Today, as part of NTT Group, we are proud to announce the publication of the annual Global Threat Intelligence Report (GTIR). The 2016 GTIR is the most comprehensive report to date, pulling in information from 24 security operations centres, seven R&D centres, 3.5 trillion logs, 6.2 billion attacks and nearly 8,000 security clients across six continents.

The report makes interesting reading for security professionals and IT decision makers who are responsible for mitigating the impact of a cyberattack in their organisation. This level of threat intelligence is highly valuable in that it provides organisations with actionable intelligence, guidance about what attackers are doing, and comprehensive security controls designed to disrupt attacks. Controls recommended in this report will contribute to an organisation’s survivability and resiliency in the face of an attack, which is more useful than threat information alone. I recently wrote a blog post on the differences between threat intelligence and information.

As for this year’s GTIR report, what we found particularly interesting is the following findings around incident response, vertical markets and vulnerabilities:

On average, only 23% of organisations are capable of responding effectively to a cyber incident. 77% have no capability to respond to critical incidents and often purchase support services after an incident has occurred.

Spear phishing attacks accounted for approximately 17% of incident response activities supported in 2015. In many cases, the attacks targeted executives and finance personnel with the intent of tricking them into paying fraudulent invoices.

The retail sector experienced the most attacks per client. Retail was followed by the hospitality, leisure and entertainment sector, then insurance, government and manufacturing.

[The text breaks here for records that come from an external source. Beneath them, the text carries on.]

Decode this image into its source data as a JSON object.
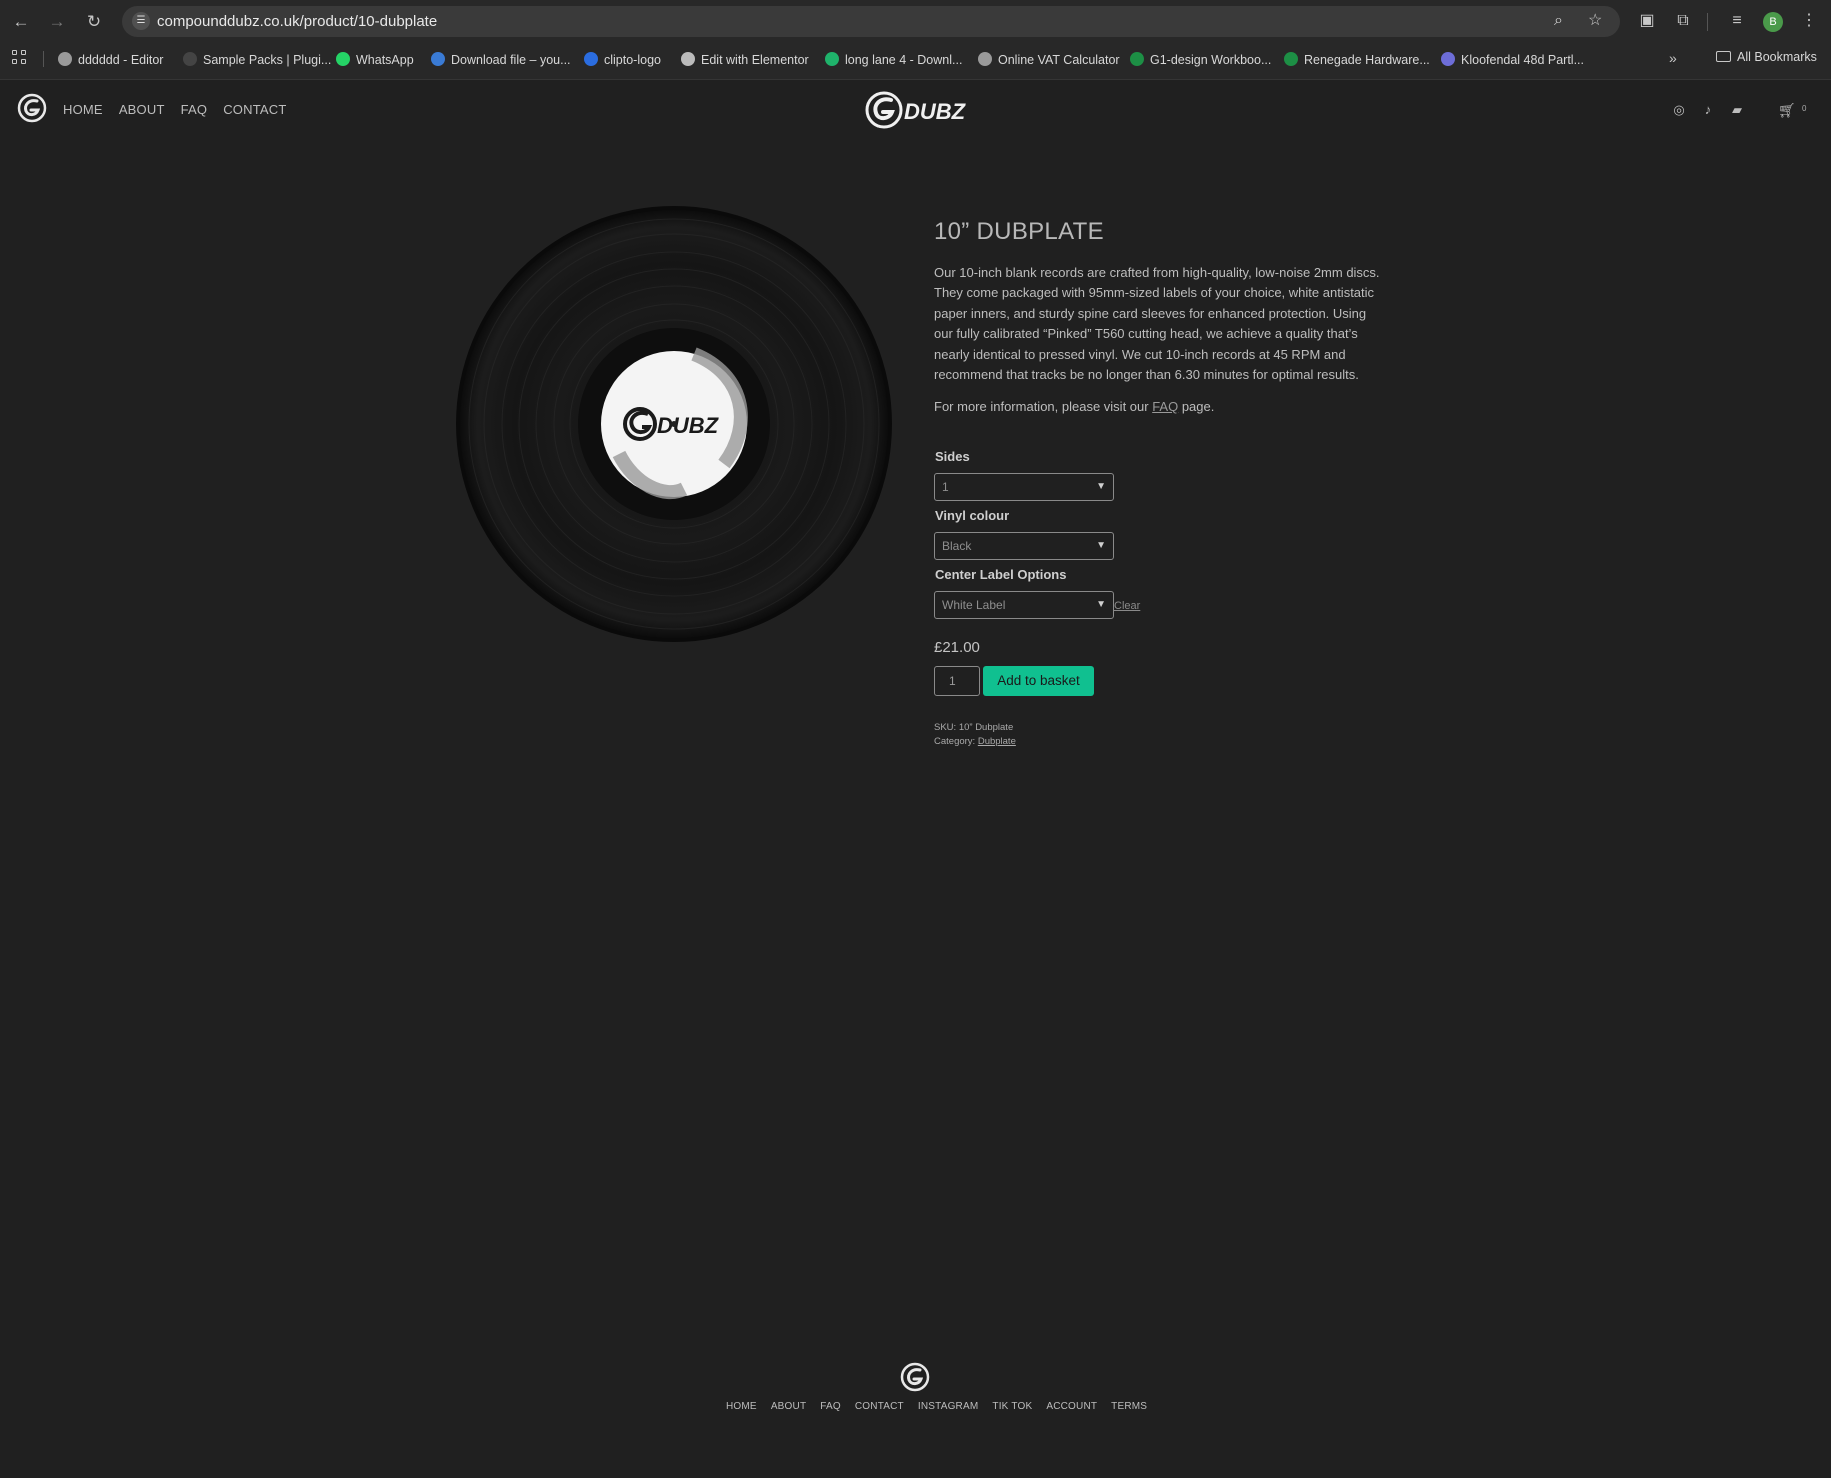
{
  "browser": {
    "url": "compounddubz.co.uk/product/10-dubplate",
    "profile_initial": "B",
    "bookmarks": [
      {
        "label": "dddddd - Editor",
        "color": "#9a9a9a"
      },
      {
        "label": "Sample Packs | Plugi...",
        "color": "#444444"
      },
      {
        "label": "WhatsApp",
        "color": "#25d366"
      },
      {
        "label": "Download file – you...",
        "color": "#3a7bd5"
      },
      {
        "label": "clipto-logo",
        "color": "#2b6de0"
      },
      {
        "label": "Edit with Elementor",
        "color": "#bbbbbb"
      },
      {
        "label": "long lane 4 - Downl...",
        "color": "#1fb36b"
      },
      {
        "label": "Online VAT Calculator",
        "color": "#9a9a9a"
      },
      {
        "label": "G1-design Workboo...",
        "color": "#1d8f45"
      },
      {
        "label": "Renegade Hardware...",
        "color": "#1d8f45"
      },
      {
        "label": "Kloofendal 48d Partl...",
        "color": "#6d6dd8"
      }
    ],
    "all_bookmarks": "All Bookmarks"
  },
  "site": {
    "nav": [
      "HOME",
      "ABOUT",
      "FAQ",
      "CONTACT"
    ],
    "cart_count": "0"
  },
  "product": {
    "title": "10” DUBPLATE",
    "description": "Our 10-inch blank records are crafted from high-quality, low-noise 2mm discs. They come packaged with 95mm-sized labels of your choice, white antistatic paper inners, and sturdy spine card sleeves for enhanced protection. Using our fully calibrated “Pinked” T560 cutting head, we achieve a quality that’s nearly identical to pressed vinyl. We cut 10-inch records at 45 RPM and recommend that tracks be no longer than 6.30 minutes for optimal results.",
    "more_prefix": "For more information, please visit our ",
    "more_link": "FAQ",
    "more_suffix": " page.",
    "label_logo_text": "DUBZ",
    "options": {
      "sides_label": "Sides",
      "sides_value": "1",
      "vinyl_label": "Vinyl colour",
      "vinyl_value": "Black",
      "center_label": "Center Label Options",
      "center_value": "White Label",
      "clear": "Clear"
    },
    "price": "£21.00",
    "quantity": "1",
    "add_to_basket": "Add to basket",
    "sku_label": "SKU:",
    "sku_value": "10” Dubplate",
    "category_label": "Category:",
    "category_value": "Dubplate",
    "accent_color": "#10c090"
  },
  "footer": {
    "nav": [
      "HOME",
      "ABOUT",
      "FAQ",
      "CONTACT",
      "INSTAGRAM",
      "TIK TOK",
      "ACCOUNT",
      "TERMS"
    ]
  }
}
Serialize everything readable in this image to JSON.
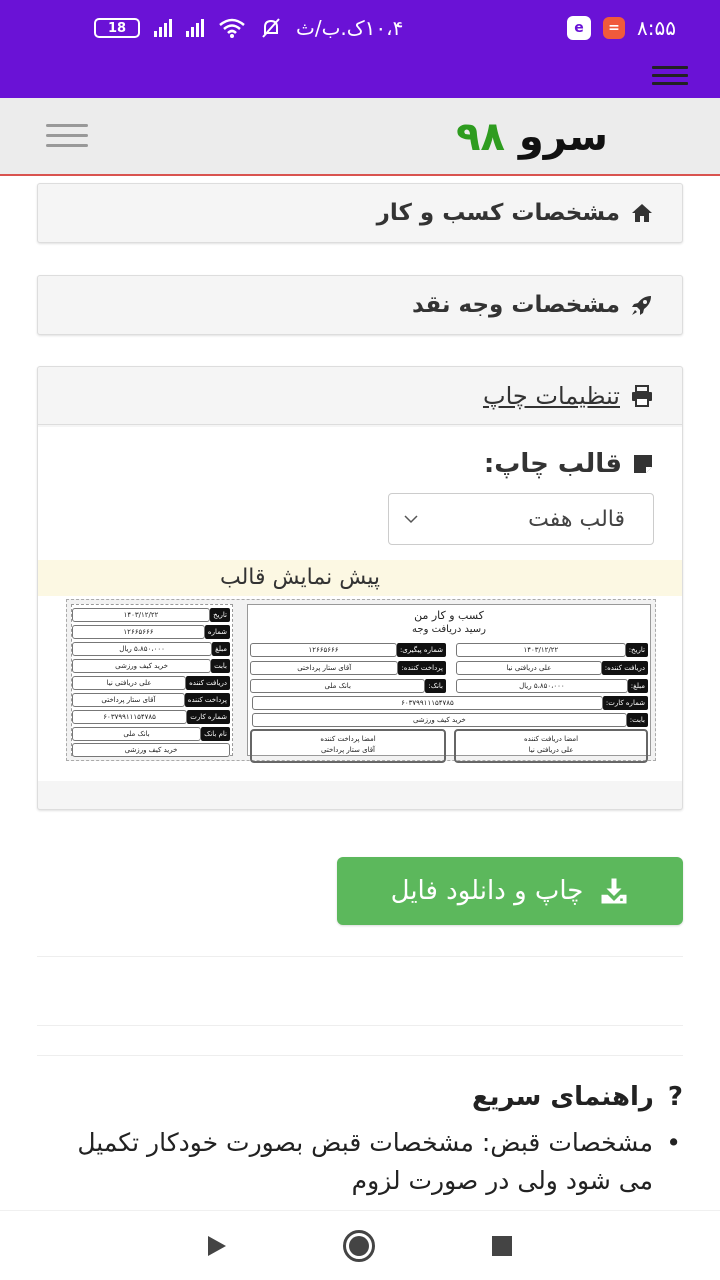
{
  "status_bar": {
    "battery": "18",
    "network_status": "۱۰،۴ک.ب/ث",
    "time": "۸:۵۵"
  },
  "site": {
    "logo_word": "سرو",
    "logo_number": "۹۸"
  },
  "panels": {
    "business": "مشخصات کسب و کار",
    "cash": "مشخصات وجه نقد",
    "print_settings": "تنظیمات چاپ"
  },
  "print": {
    "template_label": "قالب چاپ:",
    "template_value": "قالب هفت",
    "preview_label": "پیش نمایش قالب"
  },
  "receipt": {
    "title": "کسب و کار من",
    "subtitle": "رسید دریافت وجه",
    "labels": {
      "date": "تاریخ:",
      "tracking": "شماره پیگیری:",
      "receiver": "دریافت کننده:",
      "payer": "پرداخت کننده:",
      "amount": "مبلغ:",
      "bank": "بانک:",
      "card": "شماره کارت:",
      "for": "بابت:",
      "sign_receiver": "امضا دریافت کننده",
      "sign_payer": "امضا پرداخت کننده"
    },
    "values": {
      "date": "۱۴۰۳/۱۲/۲۲",
      "tracking": "۱۲۶۶۵۶۶۶",
      "receiver": "علی دریافتی نیا",
      "payer": "آقای ستار پرداختی",
      "amount": "۵،۸۵۰،۰۰۰ ریال",
      "bank": "بانک ملی",
      "card": "۶۰۳۷۹۹۱۱۱۵۴۷۸۵",
      "for": "خرید کیف ورزشی"
    },
    "stub_labels": {
      "date": "تاریخ",
      "number": "شماره",
      "amount": "مبلغ",
      "for": "بابت",
      "receiver": "دریافت کننده",
      "payer": "پرداخت کننده",
      "card": "شماره کارت",
      "bank_name": "نام بانک"
    }
  },
  "actions": {
    "print_download": "چاپ و دانلود فایل"
  },
  "guide": {
    "title": "راهنمای سریع",
    "item_1": "مشخصات قبض: مشخصات قبض بصورت خودکار تکمیل می شود ولی در صورت لزوم"
  },
  "colors": {
    "status_bar": "#6a12d6",
    "accent_red": "#d9534f",
    "button_green": "#5cb85c",
    "logo_green": "#2e9c1f",
    "preview_bg": "#fcf8e3"
  }
}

While the finance sector showed the highest volume of attacks overall, on a per-client basis, retail clients experienced 2.7 times the number of attacks as finance.

Nearly 21% of vulnerabilities detected in client networks were more than three years old. Results included vulnerabilities from as far back as 1999, making them more than 16 years old. This is for vulnerabilities with a Common Vulnerability Scoring System (CVSS) score of 4.0 or higher.

The full Global Threat Intelligence Report (GTIR) can downloaded at